Turkey’s bombshell deal with Russia
MOSCOW and Ankara are close to reaching a deal on a sale of Russian-made Sukhoi SU-35 fighter jets to Turkey, and for some of the components of the planes to be co-manufactured.
The revelation comes two months after Turkish President Recep Tayyip Erdogan attended the International Aviation and Space Salon aviation show near Moscow.
During that visit Erdogan was shown the Su-35 fighter jets.
Turkey could buy as many of 36 jets.
Turkey has been at odds with the United States over its purchase of Russian S-400 missile systems, which Washington says are not compatible with NATO defences and poses a threat to Lockheed Martin's F-35 'stealth' fighter jets.
The United States has also expelled Turkey from the F-35 program, but Ankara has so far dismissed the warnings.
That news comes after a fresh disagreement between Erdogan and Donald Trump broke out.
"He is a terrorist with the code name Mazloum," Erdogan told state broadcaster TRT late on Thursday, according to Bloomberg. "America needs to hand over this man to us."
Erdogan made the demand on Turkish state television just hours after Trump praised the head of the Kurdish-led Syrian Democratic Forces, Mazloum Abdi.
"I really enjoyed my conversation with General @MazloumAbdi.

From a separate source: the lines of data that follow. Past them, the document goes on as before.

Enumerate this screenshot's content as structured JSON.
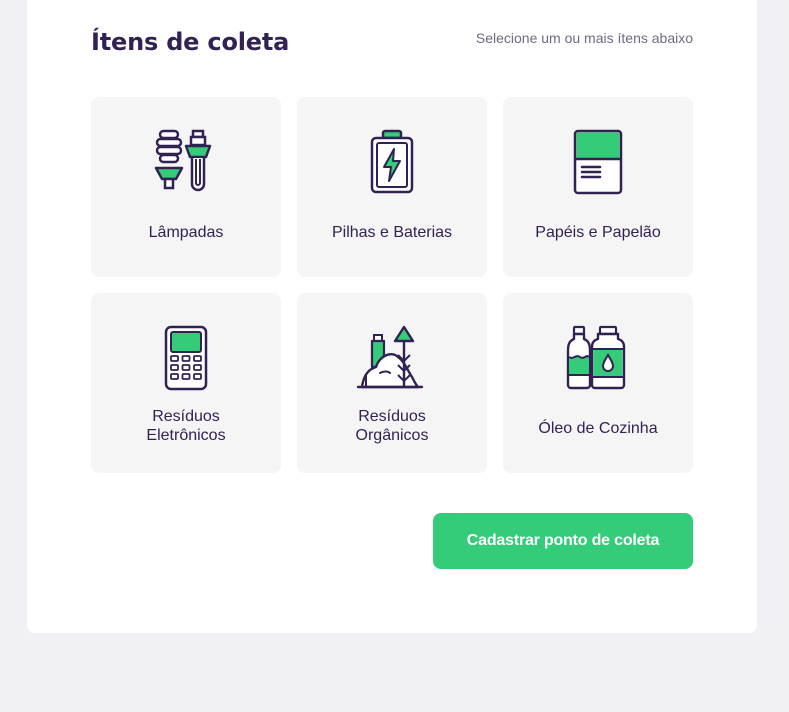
{
  "colors": {
    "page_background": "#F0F0F5",
    "card_background": "#FFFFFF",
    "item_background": "#F5F5F5",
    "primary_text": "#322153",
    "secondary_text": "#6C6C80",
    "accent_green": "#34CB79",
    "button_text": "#FFFFFF"
  },
  "section": {
    "title": "Ítens de coleta",
    "hint": "Selecione um ou mais ítens abaixo"
  },
  "items": [
    {
      "label": "Lâmpadas",
      "icon": "lamp-bulbs-icon"
    },
    {
      "label": "Pilhas e Baterias",
      "icon": "battery-icon"
    },
    {
      "label": "Papéis e Papelão",
      "icon": "paper-cardboard-icon"
    },
    {
      "label": "Resíduos Eletrônicos",
      "icon": "electronic-device-icon"
    },
    {
      "label": "Resíduos Orgânicos",
      "icon": "organic-waste-icon"
    },
    {
      "label": "Óleo de Cozinha",
      "icon": "cooking-oil-bottles-icon"
    }
  ],
  "submit": {
    "label": "Cadastrar ponto de coleta"
  }
}
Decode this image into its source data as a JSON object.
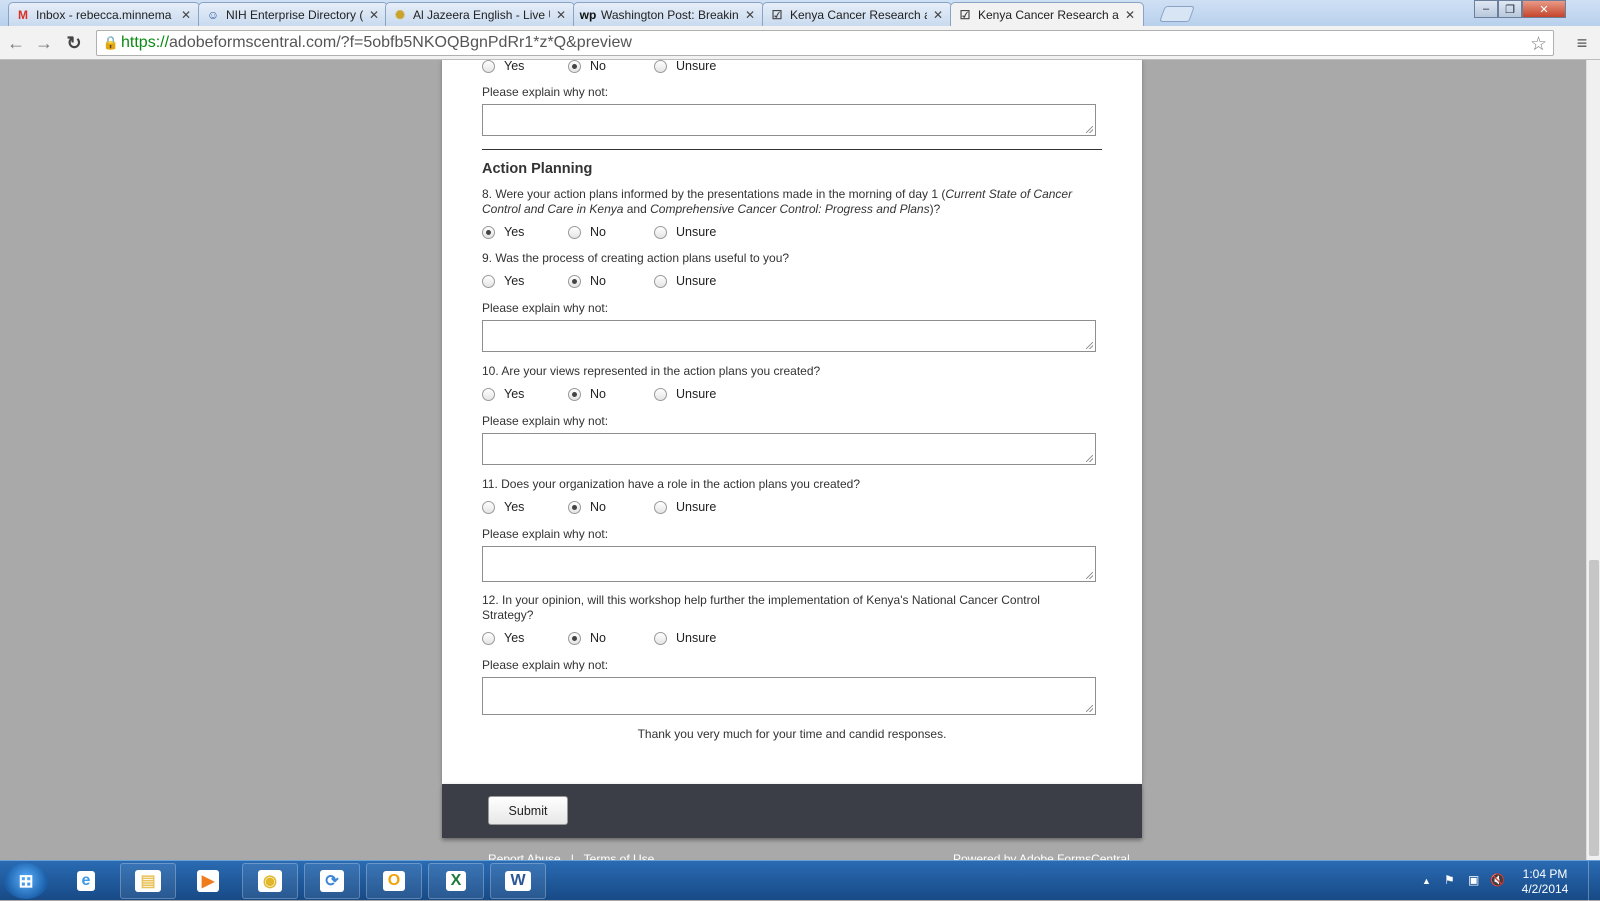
{
  "browser": {
    "tabs": [
      {
        "icon": "gmail-icon",
        "glyph": "M",
        "color": "#d93025",
        "title": "Inbox - rebecca.minnema",
        "active": false
      },
      {
        "icon": "directory-icon",
        "glyph": "☺",
        "color": "#2c5aa0",
        "title": "NIH Enterprise Directory (",
        "active": false
      },
      {
        "icon": "aljazeera-icon",
        "glyph": "✺",
        "color": "#c9a227",
        "title": "Al Jazeera English - Live U",
        "active": false
      },
      {
        "icon": "washington-post-icon",
        "glyph": "wp",
        "color": "#111111",
        "title": "Washington Post: Breaking",
        "active": false
      },
      {
        "icon": "form-icon",
        "glyph": "☑",
        "color": "#444444",
        "title": "Kenya Cancer Research an",
        "active": false
      },
      {
        "icon": "form-icon",
        "glyph": "☑",
        "color": "#444444",
        "title": "Kenya Cancer Research an",
        "active": true
      }
    ],
    "close_glyph": "✕",
    "url_scheme": "https://",
    "url_rest": "adobeformscentral.com/?f=5obfb5NKOQBgnPdRr1*z*Q&preview",
    "window_controls": {
      "minimize": "‒",
      "maximize": "❐",
      "close": "✕"
    },
    "back_glyph": "←",
    "forward_glyph": "→",
    "reload_glyph": "↻",
    "star_glyph": "☆",
    "menu_glyph": "≡"
  },
  "form": {
    "top_question": {
      "options": [
        "Yes",
        "No",
        "Unsure"
      ],
      "selected": 1,
      "explain_label": "Please explain why not:"
    },
    "section_title": "Action Planning",
    "questions": [
      {
        "text_html": "8. Were your action plans informed by the presentations made in the morning of day 1 (<i>Current State of Cancer Control and Care in Kenya</i> and <i>Comprehensive Cancer Control: Progress and Plans</i>)?",
        "options": [
          "Yes",
          "No",
          "Unsure"
        ],
        "selected": 0,
        "explain_label": ""
      },
      {
        "text": "9. Was the process of creating action plans useful to you?",
        "options": [
          "Yes",
          "No",
          "Unsure"
        ],
        "selected": 1,
        "explain_label": "Please explain why not:"
      },
      {
        "text": "10. Are your views represented in the action plans you created?",
        "options": [
          "Yes",
          "No",
          "Unsure"
        ],
        "selected": 1,
        "explain_label": "Please explain why not:"
      },
      {
        "text": "11. Does your organization have a role in the action plans you created?",
        "options": [
          "Yes",
          "No",
          "Unsure"
        ],
        "selected": 1,
        "explain_label": "Please explain why not:"
      },
      {
        "text": "12. In your opinion, will this workshop help further the implementation of Kenya's National Cancer Control Strategy?",
        "options": [
          "Yes",
          "No",
          "Unsure"
        ],
        "selected": 1,
        "explain_label": "Please explain why not:"
      }
    ],
    "thanks": "Thank you very much for your time and candid responses.",
    "submit_label": "Submit"
  },
  "footer": {
    "report_abuse": "Report Abuse",
    "separator": "|",
    "terms": "Terms of Use",
    "powered_prefix": "Powered by ",
    "powered_link": "Adobe FormsCentral"
  },
  "taskbar": {
    "start_glyph": "⊞",
    "apps": [
      {
        "name": "internet-explorer-icon",
        "glyph": "e",
        "color": "#3a9bea",
        "pinned": false
      },
      {
        "name": "file-explorer-icon",
        "glyph": "▤",
        "color": "#e8c25a",
        "pinned": true
      },
      {
        "name": "media-player-icon",
        "glyph": "▶",
        "color": "#f07b1b",
        "pinned": false
      },
      {
        "name": "chrome-icon",
        "glyph": "◉",
        "color": "#e0b72a",
        "pinned": true
      },
      {
        "name": "sync-icon",
        "glyph": "⟳",
        "color": "#3f86d6",
        "pinned": true
      },
      {
        "name": "outlook-icon",
        "glyph": "O",
        "color": "#f0a30a",
        "pinned": true
      },
      {
        "name": "excel-icon",
        "glyph": "X",
        "color": "#1e7a3c",
        "pinned": true
      },
      {
        "name": "word-icon",
        "glyph": "W",
        "color": "#2b5797",
        "pinned": true
      }
    ],
    "tray": {
      "chevron": "▲",
      "flag": "⚑",
      "network": "▣",
      "volume": "🔇"
    },
    "time": "1:04 PM",
    "date": "4/2/2014"
  }
}
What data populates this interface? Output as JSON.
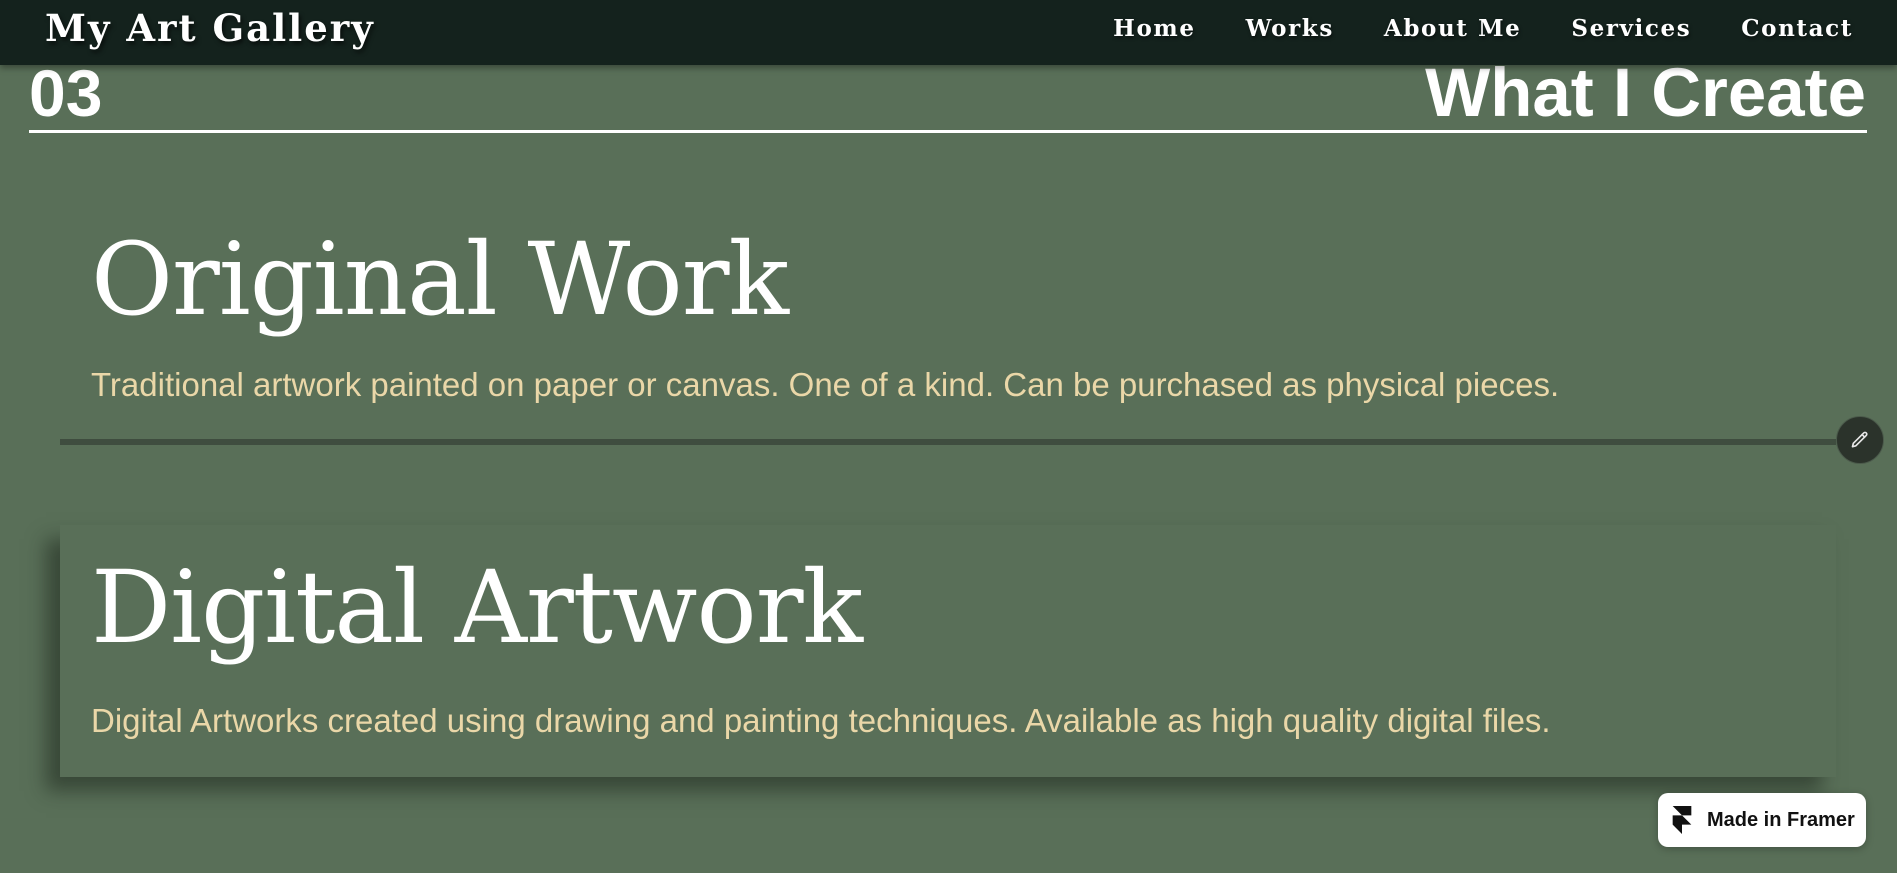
{
  "navbar": {
    "logo": "My Art Gallery",
    "links": [
      "Home",
      "Works",
      "About Me",
      "Services",
      "Contact"
    ]
  },
  "section": {
    "number": "03",
    "title": "What I Create"
  },
  "cards": [
    {
      "title": "Original Work",
      "description": "Traditional artwork painted on paper or canvas. One of a kind. Can be purchased as physical pieces."
    },
    {
      "title": "Digital Artwork",
      "description": "Digital Artworks created using drawing and painting techniques. Available as high quality digital files."
    }
  ],
  "badge": {
    "label": "Made in Framer"
  },
  "icons": {
    "edit": "pencil-icon",
    "framer": "framer-logo-icon"
  },
  "colors": {
    "background": "#596f58",
    "navbar": "#14221d",
    "heading": "#ffffff",
    "description": "#ead7a8",
    "divider": "#3f4d3f"
  }
}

He appreciates what we have done, and I appreciate what the Kurds have done," Trump tweeted Thursday. "Perhaps it is time for the Kurds to start heading to the Oil Region!"
The SDF was a key ally in the U.S. battle against ISIS in northern Syria in recent years, but Erdogan considers them a threat because they have links to Kurdish separatists fighting for their own homeland in Turkey.
Leading Democrats and Republicans have fiercely criticised Trump's October decision to have American troops stand aside and allow Erdogan to launch an offensive targeting the Kurds.
Despite Trump's decision, lawmakers on Capitol Hill are trying to maintain America's ties with the Kurds.
A bipartisan group of senators have asked Secretary of State Mike Pompeo to help secure a visa for Abdi to visit the U.S. and discuss the way forward in Syria.
Part of this report originally appeared in the New York Post and are republished here with permission.